» TASK GOAL:
Scan the entries below, and for each line that includes the word "kind", make a copy.

» GIVEN INFORMATION:
--------------------------------

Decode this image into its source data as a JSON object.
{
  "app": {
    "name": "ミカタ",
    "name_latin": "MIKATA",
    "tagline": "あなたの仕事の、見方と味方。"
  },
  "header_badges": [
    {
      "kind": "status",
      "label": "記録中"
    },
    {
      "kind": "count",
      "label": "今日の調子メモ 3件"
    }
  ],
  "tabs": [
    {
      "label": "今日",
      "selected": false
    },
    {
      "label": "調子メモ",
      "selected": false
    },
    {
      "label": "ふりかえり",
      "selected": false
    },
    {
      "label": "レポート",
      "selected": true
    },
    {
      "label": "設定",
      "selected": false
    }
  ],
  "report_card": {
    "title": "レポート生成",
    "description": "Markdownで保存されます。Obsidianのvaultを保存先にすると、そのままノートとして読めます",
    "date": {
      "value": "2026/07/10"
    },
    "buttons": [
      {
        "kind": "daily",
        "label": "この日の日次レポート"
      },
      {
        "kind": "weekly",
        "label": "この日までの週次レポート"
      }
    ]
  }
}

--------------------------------

» EXERCISE RESULT:
      "kind": "status",
      "kind": "count",
        "kind": "daily",
        "kind": "weekly",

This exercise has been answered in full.